Old signs fooled missing tourist

A woman who became lost in darkness and thick bush in Picton shivered under a blanket of ferns on Wednesday night until she managed to walk out in the morning light.

The 34-year-old Swiss tourist was found by search and rescue teams near the entrance to Esson's Valley about 7.30am yesterday. The woman would not be named, giving her name only as Josephine.

She said yesterday she had spent the night lost and alone in the valley with no food and very little water after following some old signs that led away from a maintained track at a dam and up a steep incline to the summit above.

"As soon as it was dark I couldn't move any more, I couldn't see anything.

"I wasn't panicked, I didn't think I would die, but I had to count the hours before I could walk out," she said.

She made a mattress out of wood, an underlay sheet out of a bag and a blanket from fern leafs.

It was a clear, chilly night and her hooded sweatshirt kept her head and chest warm but her legs and feet were bitterly cold and damp.

"After three o'clock I was shivering so I tried to keep warm by rubbing.

"I could see the Picton lights from the top of the hill so I thought, ‘tomorrow morning I'll head straight there'."

She climbed back over the summit soon after dawn, continued down to a river and spotted the path that led her to a search and rescue team, who gave her food and drove her to her backpackers hostel in Picton.

"I promised myself from now on I'm only going to follow a track this wide with clear signs," she said, stretching her arms as wide as she could.

"In Switzerland you can walk for two or three hours and see a house or a hut or something - not in New Zealand."

She began her walk at midday on Wednesday to a lookout above Picton and about 2pm continued into Esson's Valley to the east of the town to a dam when she saw old arrow signs pointing to the summit. The area is a popular spot for hunters.

She headed down the other side of the hill toward what she thought was the same river she had passed earlier in the day but when she climbed back up to the summit she could not find the signs to get back.

She text her flatmate in Christchurch about 5.30pm to give her location and to say she needed help, but her phone had run out of power when police tried to contact her.

"I was moving up and down the hills for much of the day so my body was very tired.

"I drifted into sleep but woke after about 20 minutes because I was shivering."

She heard search and rescue teams looking for her about 2am but they could not hear her calls.

"I shouted as loud as I could and I heard them coming closer and had that big moment of hope but then they drifted away again.
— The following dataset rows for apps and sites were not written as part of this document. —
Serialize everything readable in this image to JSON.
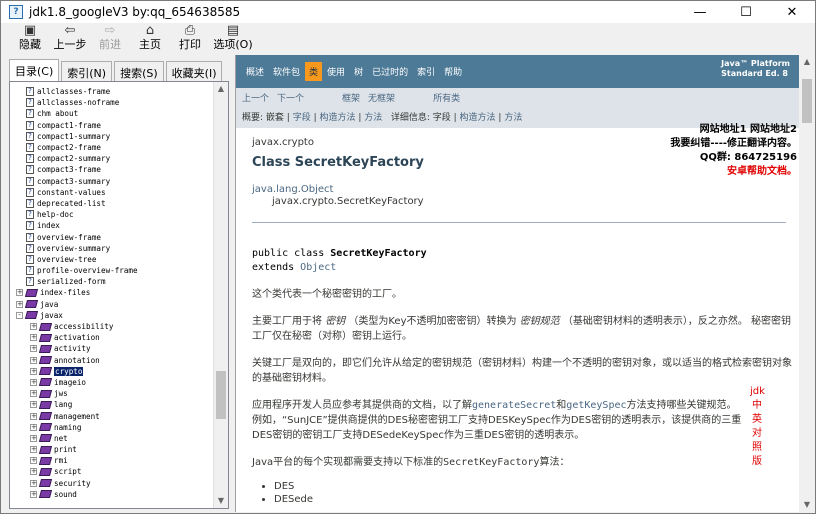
{
  "window": {
    "title": "jdk1.8_googleV3 by:qq_654638585",
    "minimize_glyph": "—",
    "maximize_glyph": "☐",
    "close_glyph": "✕"
  },
  "toolbar": {
    "hide": {
      "label": "隐藏",
      "icon": "hide-icon",
      "glyph": "▣"
    },
    "back": {
      "label": "上一步",
      "icon": "back-arrow-icon",
      "glyph": "⇦"
    },
    "forward": {
      "label": "前进",
      "icon": "forward-arrow-icon",
      "glyph": "⇨"
    },
    "home": {
      "label": "主页",
      "icon": "home-icon",
      "glyph": "⌂"
    },
    "print": {
      "label": "打印",
      "icon": "printer-icon",
      "glyph": "⎙"
    },
    "options": {
      "label": "选项(O)",
      "icon": "options-icon",
      "glyph": "▤"
    }
  },
  "left_tabs": [
    "目录(C)",
    "索引(N)",
    "搜索(S)",
    "收藏夹(I)"
  ],
  "tree": [
    {
      "label": "allclasses-frame",
      "kind": "doc",
      "depth": 1
    },
    {
      "label": "allclasses-noframe",
      "kind": "doc",
      "depth": 1
    },
    {
      "label": "chm about",
      "kind": "doc",
      "depth": 1
    },
    {
      "label": "compact1-frame",
      "kind": "doc",
      "depth": 1
    },
    {
      "label": "compact1-summary",
      "kind": "doc",
      "depth": 1
    },
    {
      "label": "compact2-frame",
      "kind": "doc",
      "depth": 1
    },
    {
      "label": "compact2-summary",
      "kind": "doc",
      "depth": 1
    },
    {
      "label": "compact3-frame",
      "kind": "doc",
      "depth": 1
    },
    {
      "label": "compact3-summary",
      "kind": "doc",
      "depth": 1
    },
    {
      "label": "constant-values",
      "kind": "doc",
      "depth": 1
    },
    {
      "label": "deprecated-list",
      "kind": "doc",
      "depth": 1
    },
    {
      "label": "help-doc",
      "kind": "doc",
      "depth": 1
    },
    {
      "label": "index",
      "kind": "doc",
      "depth": 1
    },
    {
      "label": "overview-frame",
      "kind": "doc",
      "depth": 1
    },
    {
      "label": "overview-summary",
      "kind": "doc",
      "depth": 1
    },
    {
      "label": "overview-tree",
      "kind": "doc",
      "depth": 1
    },
    {
      "label": "profile-overview-frame",
      "kind": "doc",
      "depth": 1
    },
    {
      "label": "serialized-form",
      "kind": "doc",
      "depth": 1
    },
    {
      "label": "index-files",
      "kind": "book",
      "depth": 0,
      "exp": "+"
    },
    {
      "label": "java",
      "kind": "book",
      "depth": 0,
      "exp": "+"
    },
    {
      "label": "javax",
      "kind": "openbook",
      "depth": 0,
      "exp": "-"
    },
    {
      "label": "accessibility",
      "kind": "book",
      "depth": 1,
      "exp": "+"
    },
    {
      "label": "activation",
      "kind": "book",
      "depth": 1,
      "exp": "+"
    },
    {
      "label": "activity",
      "kind": "book",
      "depth": 1,
      "exp": "+"
    },
    {
      "label": "annotation",
      "kind": "book",
      "depth": 1,
      "exp": "+"
    },
    {
      "label": "crypto",
      "kind": "book",
      "depth": 1,
      "exp": "+",
      "selected": true
    },
    {
      "label": "imageio",
      "kind": "book",
      "depth": 1,
      "exp": "+"
    },
    {
      "label": "jws",
      "kind": "book",
      "depth": 1,
      "exp": "+"
    },
    {
      "label": "lang",
      "kind": "book",
      "depth": 1,
      "exp": "+"
    },
    {
      "label": "management",
      "kind": "book",
      "depth": 1,
      "exp": "+"
    },
    {
      "label": "naming",
      "kind": "book",
      "depth": 1,
      "exp": "+"
    },
    {
      "label": "net",
      "kind": "book",
      "depth": 1,
      "exp": "+"
    },
    {
      "label": "print",
      "kind": "book",
      "depth": 1,
      "exp": "+"
    },
    {
      "label": "rmi",
      "kind": "book",
      "depth": 1,
      "exp": "+"
    },
    {
      "label": "script",
      "kind": "book",
      "depth": 1,
      "exp": "+"
    },
    {
      "label": "security",
      "kind": "book",
      "depth": 1,
      "exp": "+"
    },
    {
      "label": "sound",
      "kind": "book",
      "depth": 1,
      "exp": "+"
    }
  ],
  "tree_scroll": {
    "position": 0.78,
    "visible_fraction": 0.12
  },
  "navbar": {
    "items": [
      "概述",
      "软件包",
      "类",
      "使用",
      "树",
      "已过时的",
      "索引",
      "帮助"
    ],
    "active_index": 2,
    "brand_line1": "Java™ Platform",
    "brand_line2": "Standard Ed. 8"
  },
  "subnav": {
    "prev": "上一个",
    "next": "下一个",
    "frames": "框架",
    "noframes": "无框架",
    "allclasses": "所有类",
    "summary_prefix": "概要: ",
    "summary_items": [
      "嵌套",
      "字段",
      "构造方法",
      "方法"
    ],
    "detail_prefix": "详细信息: ",
    "detail_items": [
      "字段",
      "构造方法",
      "方法"
    ]
  },
  "doc": {
    "package": "javax.crypto",
    "class_title": "Class SecretKeyFactory",
    "super_link": "java.lang.Object",
    "self_path": "javax.crypto.SecretKeyFactory",
    "decl_1_pre": "public class ",
    "decl_1_name": "SecretKeyFactory",
    "decl_2_pre": "extends ",
    "decl_2_link": "Object",
    "p1": "这个类代表一个秘密密钥的工厂。",
    "p2": "主要工厂用于将 密钥 （类型为Key不透明加密密钥）转换为 密钥规范 （基础密钥材料的透明表示），反之亦然。 秘密密钥工厂仅在秘密（对称）密钥上运行。",
    "p3": "关键工厂是双向的，即它们允许从给定的密钥规范（密钥材料）构建一个不透明的密钥对象，或以适当的格式检索密钥对象的基础密钥材料。",
    "p4_a": "应用程序开发人员应参考其提供商的文档，以了解",
    "p4_link1": "generateSecret",
    "p4_b": "和",
    "p4_link2": "getKeySpec",
    "p4_c": "方法支持哪些关键规范。 例如，“SunJCE”提供商提供的DES秘密密钥工厂支持DESKeySpec作为DES密钥的透明表示，该提供商的三重DES密钥的密钥工厂支持DESedeKeySpec作为三重DES密钥的透明表示。",
    "p5_a": "Java平台的每个实现都需要支持以下标准的",
    "p5_code": "SecretKeyFactory",
    "p5_b": "算法：",
    "algorithms": [
      "DES",
      "DESede"
    ]
  },
  "overlay": {
    "line1": "网站地址1 网站地址2",
    "line2": "我要纠错----修正翻译内容。",
    "line3": "QQ群: 864725196",
    "line4": "安卓帮助文档。",
    "vertical_chars": [
      "jdk",
      "中",
      "英",
      "对",
      "照",
      "版"
    ]
  },
  "colors": {
    "navbar": "#4d7a97",
    "nav_active": "#f8981d",
    "subnav": "#dee3e9",
    "link": "#4a6782",
    "overlay_red": "#e00000",
    "tree_selected": "#0a246a"
  }
}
It calmed me down to know people were looking for me, and I appreciate that very much."

Two search teams worked until 3.30am yesterday and resumed at 6.30am.

The Marlborough Express